• Purkinje cell;
  • compartmentation;
  • transverse zones;
  • development;
  • zebrin II
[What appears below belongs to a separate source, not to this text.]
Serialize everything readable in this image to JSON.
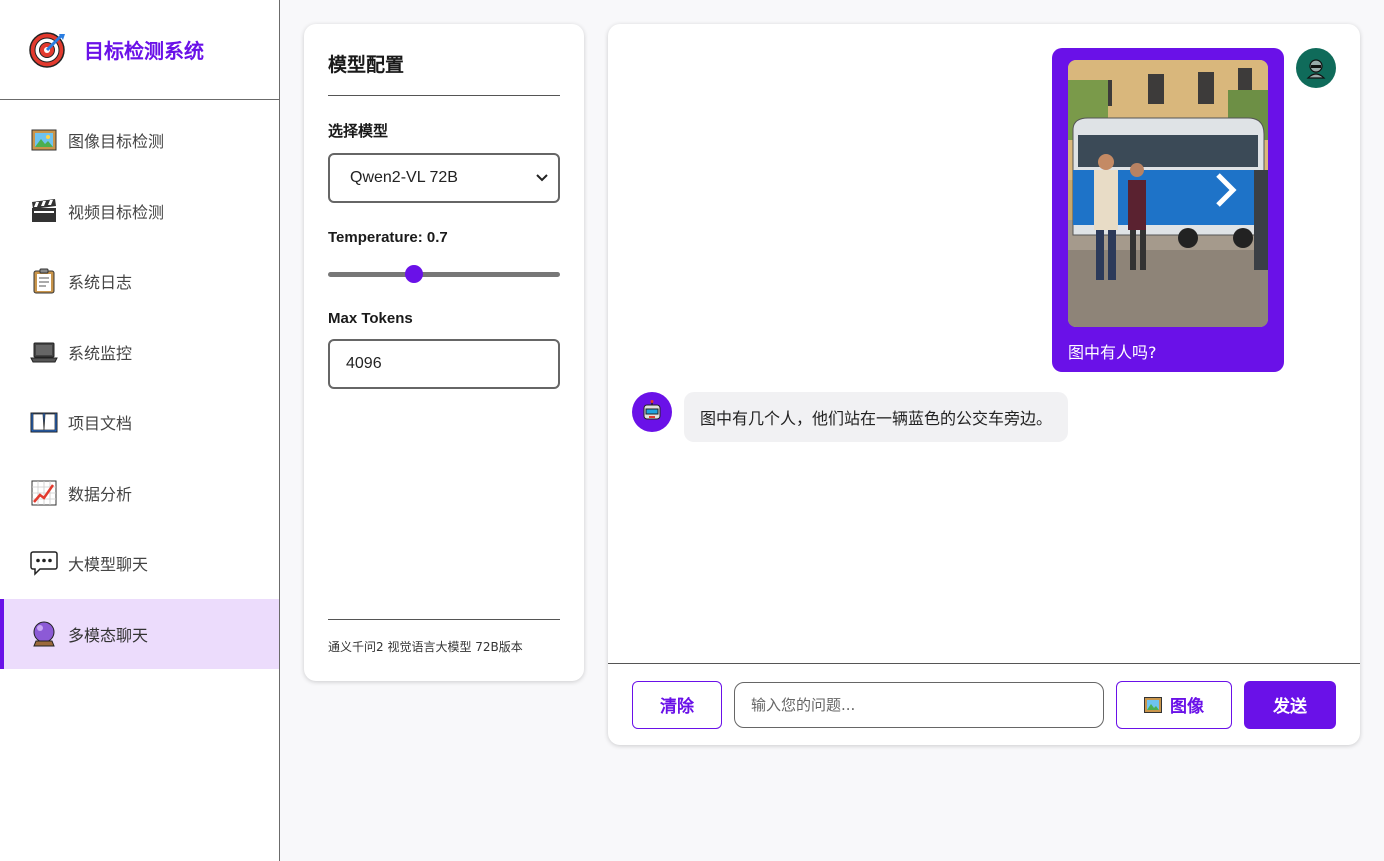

Markers that reveal the parasagittal organization of cerebellar Purkinje cells may be grouped into two classes based on the time during development when they are expressed. In mice, early-onset markers are defined by their heterogeneous expression in clusters of Purkinje cells during late embryogenesis, which disappears shortly following birth. Late-onset markers are generally not expressed until about 1 week after birth and do not reach a stable striped expression pattern until about 3 weeks postnatally. Currently, no endogenous markers are known that are heterogeneously expressed in the temporal gap between these two classes. Here we present immunocytochemical evidence that parasagittal stripes of Purkinje cells express a member of the calpacitin protein family, neurogranin, possibly from as early as embryonic day (E) 13 and definitively from E15, in a pattern that persists up to postnatal day (P) 20. Neurogranin is thus the first endogenous marker of a Purkinje cell subset capable of bridging the temporal gap between the early- and late-onset patterns. In the early neonate, up to five pairs of neurogranin-immunopositive Purkinje cell stripes run parasagittally through the cerebellum, with the exact number dependent on the rostrocaudal position. Expression is lost during postnatal development in a transverse zone-dependent fashion. Purkinje cells in the central and nodular zones lose neurogranin expression between approximately P4 and P6, whereas expression in the posterior zone persists until approximately P20. Neurogranin immunoreactivity will be a valuable tool in helping to clarify the relationships between early- and late-onset patterns. J. Comp. Neurol. 494:215–227, 2006. © 2005 Wiley-Liss, Inc.